I transferred the list to the whiteboard on our bathroom door. Every time I do something on the list, I simply put a check next to it. At the end of the day, I can leave all the list items there but erase the check marks so the list is ready for the next day.

Here's the current list:

  • Stay in bed until I have slept 8 hours (I got this idea out of a book; basically, I wake up and feed the baby all night long and into the morning, but I don't actually get up and out of bed in the morning until I have slept a total of 8 hours, no matter how long that takes!)
  • Shower
  • Practice Spanish while breastfeeding (using these CDs)
  • Write one blog post while Henry naps
  • Spend time out in nature with Henry
  • Give Henry tummy time and lie-on-your-back-and-stare-at-mobiles time
  • Read Henry a story
  • Read my own books while breastfeeding
  • Do laundry, tidy up the house, and talk on the phone while wearing the baby
  • Nap (during one of Henry's naps)
  • Spend quality time with Matt

It's only day one with the list (see, I'm writing a blog post!), but so far it feels great to emerge from the cocoon of my bedroom and try to resume some normal activities.

I'm just really looking forward to the day I'm allowed to go for hour-long walks again!

Share |


AZ said...

Oh Sara! Thanks for sharing these stories of the days after... I can only imagine how difficult the transition is, but it seems like you're approaching it with your usual thoughtfulness and resolve, which is all you can do for now, I think. And the photo of Henry is beautiful. Congratulations!
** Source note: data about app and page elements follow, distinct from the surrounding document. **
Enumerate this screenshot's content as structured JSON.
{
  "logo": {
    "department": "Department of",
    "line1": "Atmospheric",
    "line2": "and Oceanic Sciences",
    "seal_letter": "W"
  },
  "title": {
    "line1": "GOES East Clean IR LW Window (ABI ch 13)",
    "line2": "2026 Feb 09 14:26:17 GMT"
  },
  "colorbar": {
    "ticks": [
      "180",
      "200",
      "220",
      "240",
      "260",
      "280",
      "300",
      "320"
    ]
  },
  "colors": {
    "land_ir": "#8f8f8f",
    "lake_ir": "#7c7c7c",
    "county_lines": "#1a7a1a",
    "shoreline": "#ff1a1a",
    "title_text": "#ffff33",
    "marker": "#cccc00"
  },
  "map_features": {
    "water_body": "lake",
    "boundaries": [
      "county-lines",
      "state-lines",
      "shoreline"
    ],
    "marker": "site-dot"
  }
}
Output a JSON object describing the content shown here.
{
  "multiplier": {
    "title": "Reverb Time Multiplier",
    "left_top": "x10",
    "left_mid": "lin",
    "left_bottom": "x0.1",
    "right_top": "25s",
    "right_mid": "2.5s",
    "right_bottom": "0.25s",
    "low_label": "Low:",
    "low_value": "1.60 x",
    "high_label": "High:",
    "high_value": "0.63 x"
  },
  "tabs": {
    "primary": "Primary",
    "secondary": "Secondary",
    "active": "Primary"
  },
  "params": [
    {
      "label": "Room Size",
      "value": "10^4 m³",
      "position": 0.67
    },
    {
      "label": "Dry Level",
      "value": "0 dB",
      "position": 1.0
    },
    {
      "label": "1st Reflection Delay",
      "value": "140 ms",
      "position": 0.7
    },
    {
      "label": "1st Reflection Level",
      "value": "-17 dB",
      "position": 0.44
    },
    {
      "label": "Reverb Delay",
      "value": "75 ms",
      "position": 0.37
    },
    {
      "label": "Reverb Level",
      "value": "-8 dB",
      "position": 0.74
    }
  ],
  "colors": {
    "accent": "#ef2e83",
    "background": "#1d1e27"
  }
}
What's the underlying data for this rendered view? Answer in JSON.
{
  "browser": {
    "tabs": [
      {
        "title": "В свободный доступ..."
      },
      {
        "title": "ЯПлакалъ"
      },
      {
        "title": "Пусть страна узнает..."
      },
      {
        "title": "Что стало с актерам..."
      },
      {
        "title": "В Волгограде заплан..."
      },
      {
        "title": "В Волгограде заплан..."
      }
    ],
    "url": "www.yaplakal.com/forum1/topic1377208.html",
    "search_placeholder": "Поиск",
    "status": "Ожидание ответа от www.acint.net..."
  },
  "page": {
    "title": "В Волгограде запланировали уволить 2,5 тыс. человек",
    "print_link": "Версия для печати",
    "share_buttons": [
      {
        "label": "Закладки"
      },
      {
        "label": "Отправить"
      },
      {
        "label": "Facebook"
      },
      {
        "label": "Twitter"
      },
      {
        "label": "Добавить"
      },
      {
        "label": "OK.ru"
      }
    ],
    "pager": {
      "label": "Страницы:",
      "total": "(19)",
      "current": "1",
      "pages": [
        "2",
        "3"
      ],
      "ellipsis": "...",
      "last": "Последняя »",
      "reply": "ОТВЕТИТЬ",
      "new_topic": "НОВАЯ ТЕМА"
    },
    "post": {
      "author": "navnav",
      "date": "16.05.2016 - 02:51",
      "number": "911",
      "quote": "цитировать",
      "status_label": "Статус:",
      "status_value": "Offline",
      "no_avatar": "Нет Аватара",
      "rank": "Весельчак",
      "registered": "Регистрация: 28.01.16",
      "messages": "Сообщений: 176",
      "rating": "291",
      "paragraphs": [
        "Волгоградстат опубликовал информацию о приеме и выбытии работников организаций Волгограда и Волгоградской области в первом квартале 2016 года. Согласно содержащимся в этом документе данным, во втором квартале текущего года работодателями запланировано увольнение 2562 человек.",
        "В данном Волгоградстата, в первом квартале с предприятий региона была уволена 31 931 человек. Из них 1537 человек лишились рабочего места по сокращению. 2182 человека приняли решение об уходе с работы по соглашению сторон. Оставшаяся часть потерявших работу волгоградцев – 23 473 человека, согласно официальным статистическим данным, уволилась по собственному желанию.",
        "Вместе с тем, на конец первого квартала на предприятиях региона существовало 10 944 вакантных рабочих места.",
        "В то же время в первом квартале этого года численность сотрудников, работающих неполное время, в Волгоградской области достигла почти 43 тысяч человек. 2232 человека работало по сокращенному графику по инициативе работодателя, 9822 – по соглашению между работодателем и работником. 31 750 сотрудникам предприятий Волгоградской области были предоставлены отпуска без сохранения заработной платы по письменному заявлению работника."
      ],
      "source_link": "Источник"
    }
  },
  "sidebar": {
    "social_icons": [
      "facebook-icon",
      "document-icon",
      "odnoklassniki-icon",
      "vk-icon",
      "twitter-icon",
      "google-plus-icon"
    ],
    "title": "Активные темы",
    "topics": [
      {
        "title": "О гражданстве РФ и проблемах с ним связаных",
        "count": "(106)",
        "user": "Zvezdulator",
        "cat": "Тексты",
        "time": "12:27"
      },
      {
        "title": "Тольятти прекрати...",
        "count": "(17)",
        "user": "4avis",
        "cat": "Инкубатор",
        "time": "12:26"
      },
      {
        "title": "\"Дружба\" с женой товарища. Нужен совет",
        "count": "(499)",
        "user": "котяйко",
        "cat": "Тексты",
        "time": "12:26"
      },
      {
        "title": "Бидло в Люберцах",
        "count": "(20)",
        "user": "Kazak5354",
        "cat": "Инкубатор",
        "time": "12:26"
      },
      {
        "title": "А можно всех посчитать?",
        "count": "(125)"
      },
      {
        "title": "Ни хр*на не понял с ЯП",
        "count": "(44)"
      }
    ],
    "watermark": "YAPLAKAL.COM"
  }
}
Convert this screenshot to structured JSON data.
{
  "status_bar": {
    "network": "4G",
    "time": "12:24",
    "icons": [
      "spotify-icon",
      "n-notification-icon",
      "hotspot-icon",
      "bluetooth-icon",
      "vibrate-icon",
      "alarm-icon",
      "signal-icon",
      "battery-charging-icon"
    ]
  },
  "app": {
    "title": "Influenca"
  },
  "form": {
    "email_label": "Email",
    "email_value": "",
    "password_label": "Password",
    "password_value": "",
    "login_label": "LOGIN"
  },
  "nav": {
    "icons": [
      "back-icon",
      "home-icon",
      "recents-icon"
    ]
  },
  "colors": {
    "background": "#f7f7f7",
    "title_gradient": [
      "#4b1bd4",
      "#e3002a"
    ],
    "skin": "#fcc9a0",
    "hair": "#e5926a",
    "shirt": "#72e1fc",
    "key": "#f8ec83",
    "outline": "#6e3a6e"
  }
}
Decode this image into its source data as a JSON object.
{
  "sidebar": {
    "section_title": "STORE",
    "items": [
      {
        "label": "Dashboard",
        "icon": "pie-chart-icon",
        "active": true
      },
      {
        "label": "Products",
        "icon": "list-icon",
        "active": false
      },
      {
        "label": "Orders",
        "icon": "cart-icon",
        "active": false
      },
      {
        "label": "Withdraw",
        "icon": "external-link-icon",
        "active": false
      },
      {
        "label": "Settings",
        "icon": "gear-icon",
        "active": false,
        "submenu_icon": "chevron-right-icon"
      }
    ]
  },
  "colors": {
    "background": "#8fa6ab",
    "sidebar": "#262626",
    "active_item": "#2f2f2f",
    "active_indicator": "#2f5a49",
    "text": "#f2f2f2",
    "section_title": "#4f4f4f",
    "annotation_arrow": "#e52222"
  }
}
Anna said...

I am really glad you were able to leave the house for a little bit and get pampered.

What has the transition to maternity leave been like for you? I am due in about two months and wonder a lot about how I will handle the 12 weeks outside of the work environment. I really like your idea of making a list for the time--I think I will do that as well.

Anonymous said...

He's beautiful!

Do you put him to sleep on his belly with a blanket, though? Back to sleep without blankets is what they suggest to reduce the risk of SIDS.

Related Posts with Thumbnails